## Problem
Where a line below holds the string "play", count it; then give the total without any other words.

## Input for this task

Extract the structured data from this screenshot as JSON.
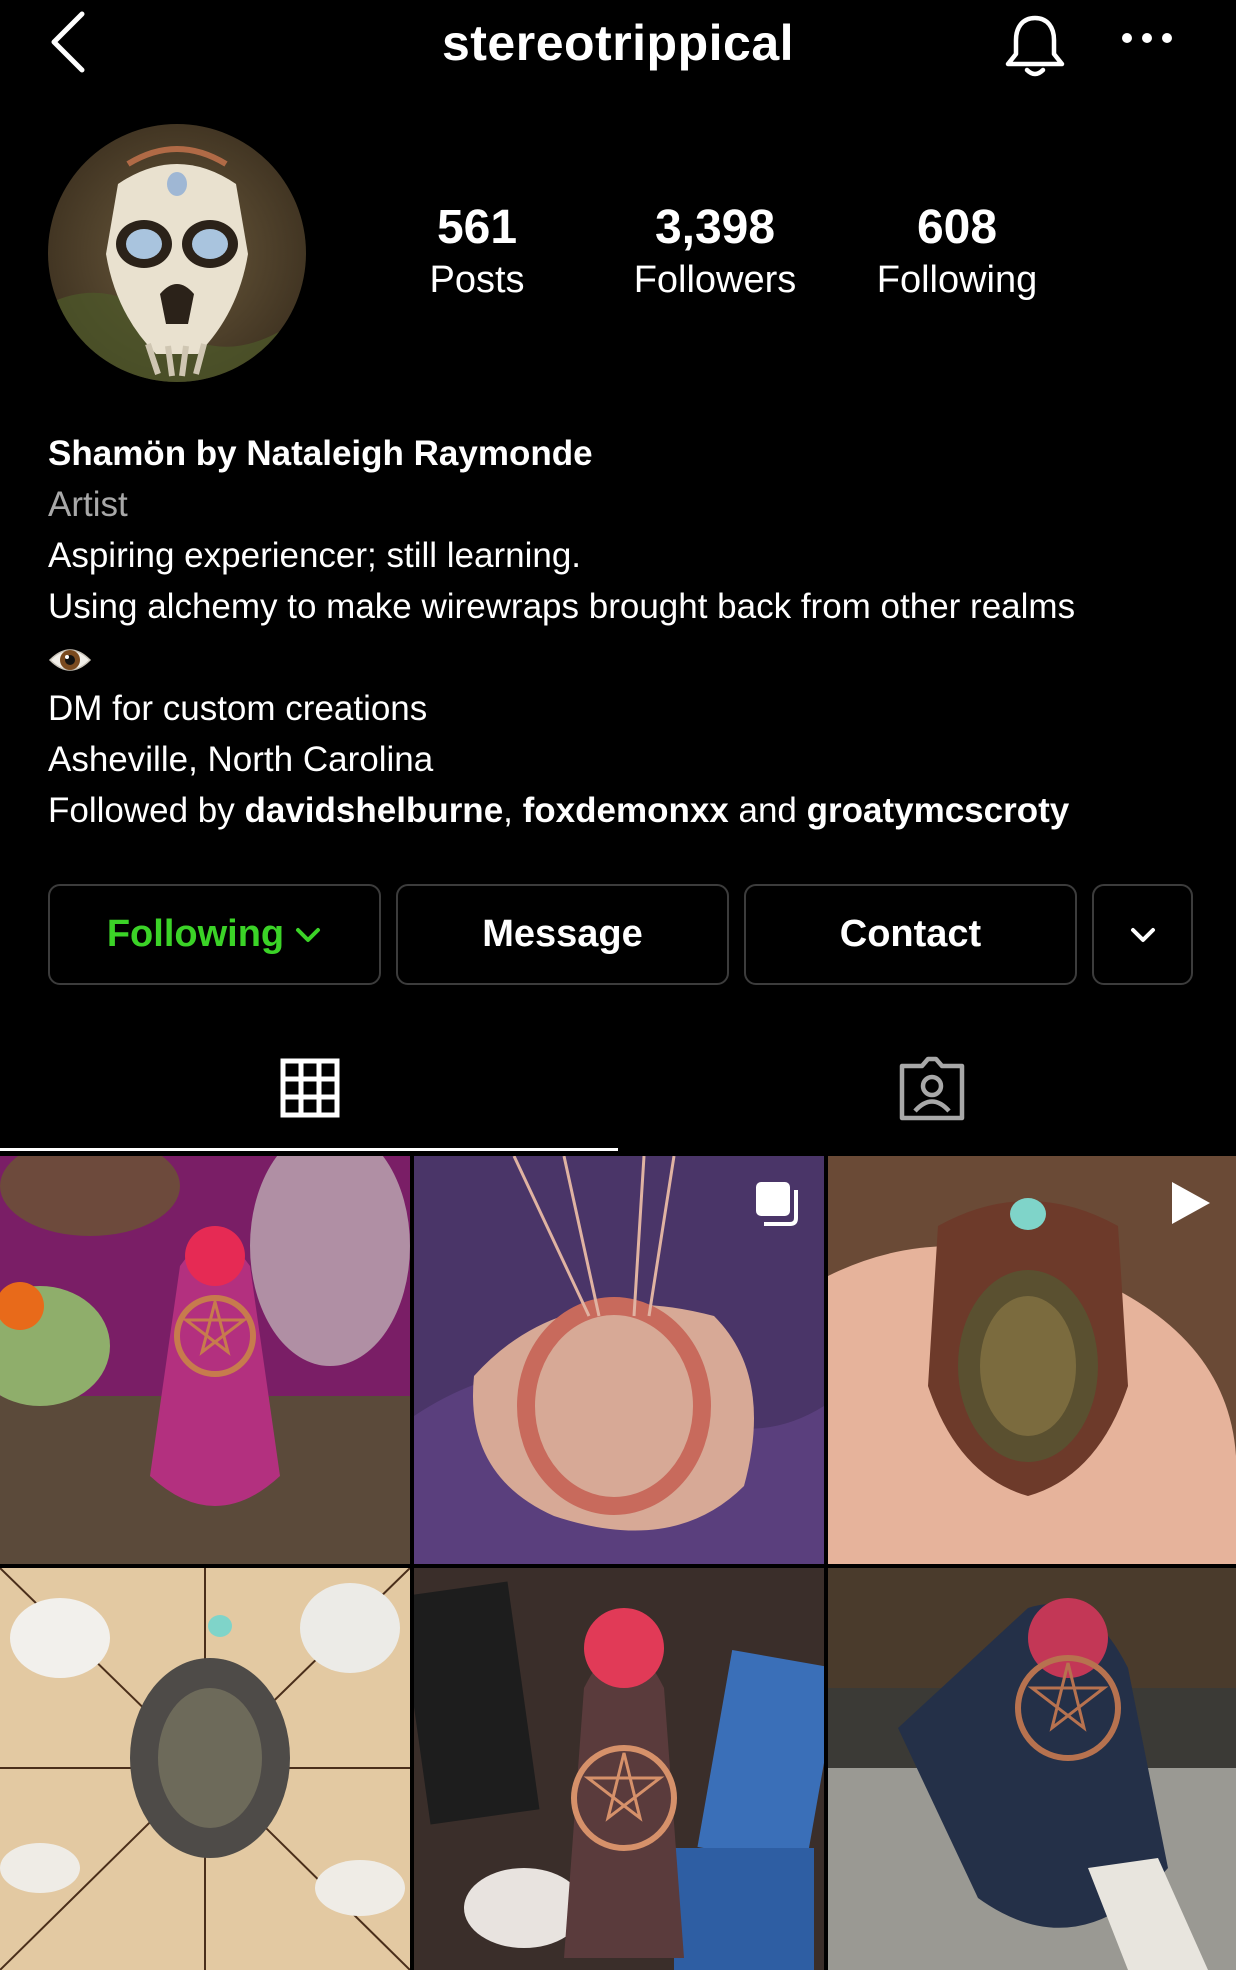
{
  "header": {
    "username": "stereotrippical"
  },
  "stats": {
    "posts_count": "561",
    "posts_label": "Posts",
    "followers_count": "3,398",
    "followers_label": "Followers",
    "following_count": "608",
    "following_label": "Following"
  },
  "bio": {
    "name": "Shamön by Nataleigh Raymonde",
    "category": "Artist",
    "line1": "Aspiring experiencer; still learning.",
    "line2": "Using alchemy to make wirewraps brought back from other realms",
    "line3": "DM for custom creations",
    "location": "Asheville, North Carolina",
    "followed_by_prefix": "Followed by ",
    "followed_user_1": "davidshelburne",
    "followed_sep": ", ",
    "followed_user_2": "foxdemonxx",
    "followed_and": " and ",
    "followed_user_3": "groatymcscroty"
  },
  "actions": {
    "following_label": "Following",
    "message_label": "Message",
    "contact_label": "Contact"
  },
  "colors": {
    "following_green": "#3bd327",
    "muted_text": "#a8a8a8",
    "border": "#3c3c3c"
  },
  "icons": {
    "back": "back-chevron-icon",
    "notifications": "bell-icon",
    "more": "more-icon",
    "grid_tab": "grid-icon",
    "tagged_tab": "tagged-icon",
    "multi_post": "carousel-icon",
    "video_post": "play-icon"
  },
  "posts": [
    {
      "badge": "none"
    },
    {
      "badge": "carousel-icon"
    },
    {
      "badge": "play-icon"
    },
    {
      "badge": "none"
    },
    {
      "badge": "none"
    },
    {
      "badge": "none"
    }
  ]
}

## Answer to this task
2